After the petrol station around Nis we headed out to follow the road and there was an instant dramatic shift as we entered the mountains. We were in a truly foreign land. Craggy peaks of rock oversaw us as we winded our way through narrow paths claimed back from the awesome natural beauty of this region. The roads were amazing, clean, clear and trustworthy and they wound through some truly amazing views. We were lucky enough to even have good weather with temperatures around 17 which were comfortable even with the winds.
Even after we passed the initial outcropping of rock the barren, rugged landscape kept us entertained for miles to come until eventually we found the Bulgarian border. We had to climb to reach it and the clouds darkened the sky. The views closed in until eventually an ugly scar of human nature blighted our view with a border crossing
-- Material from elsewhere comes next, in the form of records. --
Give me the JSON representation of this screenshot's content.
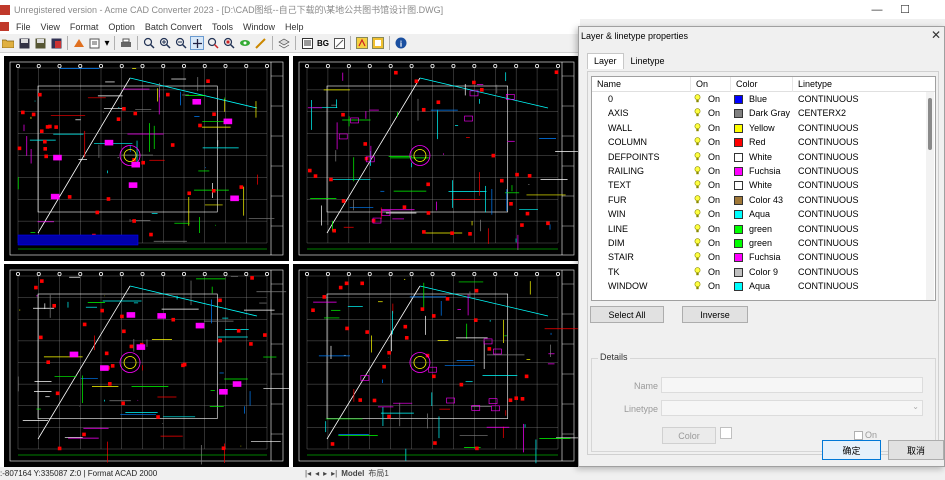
{
  "window": {
    "title": "Unregistered version - Acme CAD Converter 2023 - [D:\\CAD图纸--自己下载的\\某地公共图书馆设计图.DWG]"
  },
  "menu": [
    "File",
    "View",
    "Format",
    "Option",
    "Batch Convert",
    "Tools",
    "Window",
    "Help"
  ],
  "status": {
    "coords": ":-807164 Y:335087 Z:0 | Format ACAD 2000",
    "nav": [
      "|◂",
      "◂",
      "▸",
      "▸|"
    ],
    "tabs": [
      "Model",
      "布局1"
    ]
  },
  "dialog": {
    "title": "Layer & linetype properties",
    "tabs": [
      "Layer",
      "Linetype"
    ],
    "columns": [
      "Name",
      "On",
      "Color",
      "Linetype"
    ],
    "layers": [
      {
        "name": "0",
        "on": "On",
        "color_name": "Blue",
        "color": "#0000ff",
        "linetype": "CONTINUOUS"
      },
      {
        "name": "AXIS",
        "on": "On",
        "color_name": "Dark Gray",
        "color": "#808080",
        "linetype": "CENTERX2"
      },
      {
        "name": "WALL",
        "on": "On",
        "color_name": "Yellow",
        "color": "#ffff00",
        "linetype": "CONTINUOUS"
      },
      {
        "name": "COLUMN",
        "on": "On",
        "color_name": "Red",
        "color": "#ff0000",
        "linetype": "CONTINUOUS"
      },
      {
        "name": "DEFPOINTS",
        "on": "On",
        "color_name": "White",
        "color": "#ffffff",
        "linetype": "CONTINUOUS"
      },
      {
        "name": "RAILING",
        "on": "On",
        "color_name": "Fuchsia",
        "color": "#ff00ff",
        "linetype": "CONTINUOUS"
      },
      {
        "name": "TEXT",
        "on": "On",
        "color_name": "White",
        "color": "#ffffff",
        "linetype": "CONTINUOUS"
      },
      {
        "name": "FUR",
        "on": "On",
        "color_name": "Color 43",
        "color": "#a07838",
        "linetype": "CONTINUOUS"
      },
      {
        "name": "WIN",
        "on": "On",
        "color_name": "Aqua",
        "color": "#00ffff",
        "linetype": "CONTINUOUS"
      },
      {
        "name": "LINE",
        "on": "On",
        "color_name": "green",
        "color": "#00ff00",
        "linetype": "CONTINUOUS"
      },
      {
        "name": "DIM",
        "on": "On",
        "color_name": "green",
        "color": "#00ff00",
        "linetype": "CONTINUOUS"
      },
      {
        "name": "STAIR",
        "on": "On",
        "color_name": "Fuchsia",
        "color": "#ff00ff",
        "linetype": "CONTINUOUS"
      },
      {
        "name": "TK",
        "on": "On",
        "color_name": "Color 9",
        "color": "#c0c0c0",
        "linetype": "CONTINUOUS"
      },
      {
        "name": "WINDOW",
        "on": "On",
        "color_name": "Aqua",
        "color": "#00ffff",
        "linetype": "CONTINUOUS"
      }
    ],
    "select_all": "Select All",
    "inverse": "Inverse",
    "details": {
      "title": "Details",
      "name_label": "Name",
      "linetype_label": "Linetype",
      "color_label": "Color",
      "on_label": "On"
    },
    "ok": "确定",
    "cancel": "取消"
  }
}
The entrance was pretty straight forward too. They checked our stuff and we were in Bulgaria. Suddenly the trappings of wartorn poverty were swept aside. The roads were clear and smooth and the edges were tidy and clear. We made good time towards Sofia, a large city along the way we wanted to see. From the last 10 miles we were able to see the outskirts so we knew this was going to be a big and impressive place to visit.
I could write a diatribe on my initial impressions as we crossed the border and entered the town but Marcin said it in words that surpassed anything I could imagine and eloquently summed up our thoughts and impressions. We stopped at a set of lights and he looked around at the town sprawled out before him and then he turned to me and said, "Oh dear."
On the right was a shanty town full of an ethnic minority that had been thrown to the wolves. Tiny ramshackle huts were fully along the length of a small river as far as we could see. People, darker than the average and different looking were laying on the pavement smoking and drinking things that had no business in the human body while the passers-by locked their windows. Someone approached Marcin and made a strange gesture with his fingers over his mouth that looked as though he wanted to offer oral sex
We left in a hurry. With the traffic, the grey and unpleasant buildings and even greyer and more unpleasant people the entire city was the visual equivalent of a punch to the throat. The roads in the city are polished so they look strangely like they’re wet. At one point Marcin braked and carried on for 4-5 metres after his ABS though he was lying about wanting to stop. Outside of town the roads were a mixture of ok for a few yards and like riding on an overturned truckload of spilled dildos. The bike vibed all over the place but you get used it after a while, I guess.
We motored on towards the next biggest town and Marcin insisted he wanted to do another 50 miles so as it was still light I agreed.
I had seen even better fuel economy than last time so I’m assuming now that my bike had suffered from a bout of crappy petrol. I put in some higher than usual octane gas and hoped she would be ok. There was a strange rattling noise coming from the front of my bike. I assumed it was my screen which is only held on by stupidity but it turned out to be coming from the back of the bike in front.
Like earlier as soon as we left the station the scenery changed only this time the main road became a back-street and the warnings about the Eastern part of Europe not being accurate on GPS took a pointedly apparent turn for the worst.
Long story short, we spent 3 hours riding around lost. Night crept in and darkness made navigation as much fun as sitting on a 650 single at maximum revs for hour after hour. Motels seemed more interested in ripping us off than offering any kind of service. Eventually we found a town through more luck than judgement and ended up with a half decent hotel to crash at.
The end of a long and interesting day.